These aren’t just pint or quart-sized jars. These are HUMONGOUS stone jars that would hold the water needed for daily purification rituals, like washing hands as a blessing at meal times and upon waking up. Each stone jar would hold about 30 gallons of water. The servants are being told to go down to the village well or a spring of water nearby and carry 180 gallons of water just because this nobody from Nazareth told them to, just because his mother thought maybe he should do something about the scarcity at the party. Just imagine the questions they must be asking themselves. What is water in this jar going to do for the bigger problem? What is the point of this exercise anyway? How in the world is this going to help ANYthing?
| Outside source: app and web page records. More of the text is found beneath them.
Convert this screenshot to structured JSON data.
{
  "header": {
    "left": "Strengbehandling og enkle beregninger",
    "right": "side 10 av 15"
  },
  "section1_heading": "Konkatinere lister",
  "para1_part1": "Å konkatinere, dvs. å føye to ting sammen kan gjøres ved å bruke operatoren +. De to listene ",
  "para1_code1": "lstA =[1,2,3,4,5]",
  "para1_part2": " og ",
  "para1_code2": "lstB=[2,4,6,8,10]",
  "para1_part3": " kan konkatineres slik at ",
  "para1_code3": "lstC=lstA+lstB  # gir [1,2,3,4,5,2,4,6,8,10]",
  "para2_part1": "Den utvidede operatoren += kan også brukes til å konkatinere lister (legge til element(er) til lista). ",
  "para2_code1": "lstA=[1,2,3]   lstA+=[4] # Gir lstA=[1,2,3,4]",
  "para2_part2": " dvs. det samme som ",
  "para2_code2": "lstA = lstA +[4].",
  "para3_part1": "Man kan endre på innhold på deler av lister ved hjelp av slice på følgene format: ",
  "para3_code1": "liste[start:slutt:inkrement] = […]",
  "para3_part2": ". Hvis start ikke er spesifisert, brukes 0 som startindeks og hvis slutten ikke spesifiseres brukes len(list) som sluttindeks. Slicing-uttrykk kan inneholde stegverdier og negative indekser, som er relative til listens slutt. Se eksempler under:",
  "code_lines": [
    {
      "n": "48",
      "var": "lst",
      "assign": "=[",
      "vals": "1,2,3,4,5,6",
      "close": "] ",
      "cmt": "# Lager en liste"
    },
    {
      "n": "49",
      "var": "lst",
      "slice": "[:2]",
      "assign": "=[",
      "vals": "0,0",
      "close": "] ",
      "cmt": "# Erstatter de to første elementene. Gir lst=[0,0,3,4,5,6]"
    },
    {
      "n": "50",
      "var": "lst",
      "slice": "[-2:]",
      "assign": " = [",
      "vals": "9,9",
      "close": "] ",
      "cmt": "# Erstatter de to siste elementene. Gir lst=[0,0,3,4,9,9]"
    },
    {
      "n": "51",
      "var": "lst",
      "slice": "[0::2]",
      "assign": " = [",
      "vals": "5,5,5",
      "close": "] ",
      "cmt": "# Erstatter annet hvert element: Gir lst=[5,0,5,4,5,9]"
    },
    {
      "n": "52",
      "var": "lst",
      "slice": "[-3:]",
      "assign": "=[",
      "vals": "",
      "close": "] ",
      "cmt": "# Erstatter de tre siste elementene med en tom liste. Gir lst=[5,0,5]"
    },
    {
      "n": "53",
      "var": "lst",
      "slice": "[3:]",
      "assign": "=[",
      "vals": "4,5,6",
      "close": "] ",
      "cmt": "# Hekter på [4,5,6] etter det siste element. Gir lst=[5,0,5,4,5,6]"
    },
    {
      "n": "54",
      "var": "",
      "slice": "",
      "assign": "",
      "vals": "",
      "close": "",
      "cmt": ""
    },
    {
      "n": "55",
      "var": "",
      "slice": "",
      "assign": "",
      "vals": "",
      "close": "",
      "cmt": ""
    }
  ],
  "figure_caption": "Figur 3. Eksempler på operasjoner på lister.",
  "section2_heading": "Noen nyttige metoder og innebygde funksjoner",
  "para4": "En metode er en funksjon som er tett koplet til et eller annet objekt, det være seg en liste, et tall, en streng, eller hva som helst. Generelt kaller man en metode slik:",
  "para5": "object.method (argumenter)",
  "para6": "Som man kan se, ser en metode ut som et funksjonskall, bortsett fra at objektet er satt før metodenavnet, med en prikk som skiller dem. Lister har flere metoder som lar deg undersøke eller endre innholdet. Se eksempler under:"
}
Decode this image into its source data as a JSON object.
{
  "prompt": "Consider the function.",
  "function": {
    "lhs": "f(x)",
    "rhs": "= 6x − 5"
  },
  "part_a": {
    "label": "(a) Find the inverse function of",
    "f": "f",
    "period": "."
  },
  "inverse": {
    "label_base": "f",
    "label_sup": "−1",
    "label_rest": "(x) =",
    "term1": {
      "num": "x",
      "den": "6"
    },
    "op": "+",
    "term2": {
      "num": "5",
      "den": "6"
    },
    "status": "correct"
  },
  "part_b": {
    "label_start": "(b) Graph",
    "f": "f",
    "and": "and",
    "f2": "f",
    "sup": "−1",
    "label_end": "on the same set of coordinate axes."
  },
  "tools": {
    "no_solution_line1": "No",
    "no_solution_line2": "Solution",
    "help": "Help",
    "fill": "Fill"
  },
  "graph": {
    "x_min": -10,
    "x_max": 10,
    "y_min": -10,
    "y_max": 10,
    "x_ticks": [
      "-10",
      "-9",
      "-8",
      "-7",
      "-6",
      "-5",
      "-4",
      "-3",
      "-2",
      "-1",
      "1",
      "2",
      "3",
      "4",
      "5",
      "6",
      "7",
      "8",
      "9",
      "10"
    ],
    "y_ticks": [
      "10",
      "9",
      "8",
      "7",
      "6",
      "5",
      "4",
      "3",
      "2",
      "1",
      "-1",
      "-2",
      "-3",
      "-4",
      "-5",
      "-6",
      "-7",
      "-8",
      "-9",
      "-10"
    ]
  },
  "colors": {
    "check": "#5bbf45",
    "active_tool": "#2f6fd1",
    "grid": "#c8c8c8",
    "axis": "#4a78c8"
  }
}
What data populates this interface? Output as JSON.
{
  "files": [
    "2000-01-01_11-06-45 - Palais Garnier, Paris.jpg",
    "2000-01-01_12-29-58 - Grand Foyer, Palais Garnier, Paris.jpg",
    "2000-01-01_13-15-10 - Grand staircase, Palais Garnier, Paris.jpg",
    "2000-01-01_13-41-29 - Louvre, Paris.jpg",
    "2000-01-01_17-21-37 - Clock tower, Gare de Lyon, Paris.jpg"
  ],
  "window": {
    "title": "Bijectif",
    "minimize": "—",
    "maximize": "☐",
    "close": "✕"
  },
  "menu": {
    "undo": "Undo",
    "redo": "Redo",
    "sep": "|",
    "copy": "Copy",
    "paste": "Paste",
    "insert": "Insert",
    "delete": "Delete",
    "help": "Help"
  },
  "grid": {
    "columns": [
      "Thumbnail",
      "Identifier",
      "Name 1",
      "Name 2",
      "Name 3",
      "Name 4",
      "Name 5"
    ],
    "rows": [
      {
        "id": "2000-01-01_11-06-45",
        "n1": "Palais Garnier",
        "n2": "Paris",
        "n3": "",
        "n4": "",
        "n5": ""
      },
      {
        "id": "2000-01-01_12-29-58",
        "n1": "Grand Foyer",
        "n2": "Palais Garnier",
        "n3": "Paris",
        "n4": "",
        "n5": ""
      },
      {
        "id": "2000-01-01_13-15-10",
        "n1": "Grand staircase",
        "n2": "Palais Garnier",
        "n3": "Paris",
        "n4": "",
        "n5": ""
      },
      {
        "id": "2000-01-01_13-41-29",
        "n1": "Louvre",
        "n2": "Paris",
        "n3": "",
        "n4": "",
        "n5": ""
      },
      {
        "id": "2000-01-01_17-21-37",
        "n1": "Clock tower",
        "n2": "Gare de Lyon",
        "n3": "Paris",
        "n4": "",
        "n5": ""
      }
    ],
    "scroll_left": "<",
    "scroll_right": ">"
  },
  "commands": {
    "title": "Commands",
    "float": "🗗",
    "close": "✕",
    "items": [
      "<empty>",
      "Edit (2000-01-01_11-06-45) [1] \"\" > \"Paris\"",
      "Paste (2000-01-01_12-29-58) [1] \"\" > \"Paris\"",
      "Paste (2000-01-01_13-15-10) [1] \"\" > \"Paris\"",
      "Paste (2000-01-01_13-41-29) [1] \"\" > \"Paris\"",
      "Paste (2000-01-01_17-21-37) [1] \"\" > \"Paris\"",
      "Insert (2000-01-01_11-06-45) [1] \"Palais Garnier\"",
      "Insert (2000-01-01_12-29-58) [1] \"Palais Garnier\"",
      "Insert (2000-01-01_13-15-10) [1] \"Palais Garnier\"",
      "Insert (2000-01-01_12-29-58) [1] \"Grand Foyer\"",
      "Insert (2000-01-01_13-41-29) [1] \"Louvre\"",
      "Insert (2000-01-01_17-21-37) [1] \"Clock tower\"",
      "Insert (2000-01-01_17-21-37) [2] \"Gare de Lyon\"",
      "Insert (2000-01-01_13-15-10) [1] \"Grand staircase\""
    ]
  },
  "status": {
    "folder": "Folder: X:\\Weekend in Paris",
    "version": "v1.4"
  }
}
Who knows, but they did it. The task seemed ridiculous. It seemed unrelated. It felt like a futile effort in the face of a bigger issue, but they did. They did their part. They participated in a miracle. Just imagining the servants lugging jars back and forth from the well is like looking at one single puzzle piece out of a thousand that make a picture. It doesn’t make a whole lot of sense. It doesn’t always look like fits anywhere. On its own it’s completely useless. But when you put it in place with all of the other pieces - -
When the vision and passion of Mary to end the scarcity are added to the jars of the party host and the physical labor of the servants and the natural resources given by God and the power of Jesus transformation happens. The whole picture becomes clear. A miracle occurs.
Why wouldn’t it be any different today? When the vision and passion to tackle hunger is given by the Holy Spirit to one person, the resources of another are added, the physical labor still more get to work with the natural resources given by God, and the power of Jesus’s abundant love tie it all together transformation can happen. A miracle can occur. The picture will be clear when all the pieces of the puzzle are put together.
· When one Sunday School teacher is added to a mentor in confirmation class, talks about prayer and practice at home, the experience of worship and hearing the Word of God, the miracle of faith formation in a younger generation is within reach.
· When you fill one backpack with food, and add it to WIC benefit checks that facilitate the most comfortable in the community in helping the ones who struggle the most, job skills training, and affordable childcare options, and emergency benevolence assistance from the churches sharing Christ’s love, alert and compassionate school counselors, the lives of struggling families are transformed. A miracle.
· When you share even just 5% of your income with the church, and add to it the 10% someone else can share and the 2% of another, now we have resources to provide opportunities to explore faith, share God’s love, and grow disciples of Jesus among our church family and throughout the community. Transformation. Miracles.
We all have the opportunity to be a piece of the puzzle. We all have the opportunity to be a part of transformation in the name of Jesus. We all have the opportunity to be a part of miracles. Last year our congregation committed itself to three ministry areas where we saw a need, a scarcity you might say, in our life together and in the world around us. We committed ourselves to be a part of transformation in our ministries with children and youth, spiritual growth among friends and strangers, and meeting the basic needs of those who are lacking in our community. We are still working on our transformation goals. We are still looking to be a part of miracles, but they don’t happen magically. They don’t happen without people who have vision, those who will sharing of resources, workers who carry them out, and a strong connection to the power of Christ. They won’t happen until all the pieces of the puzzle are in place.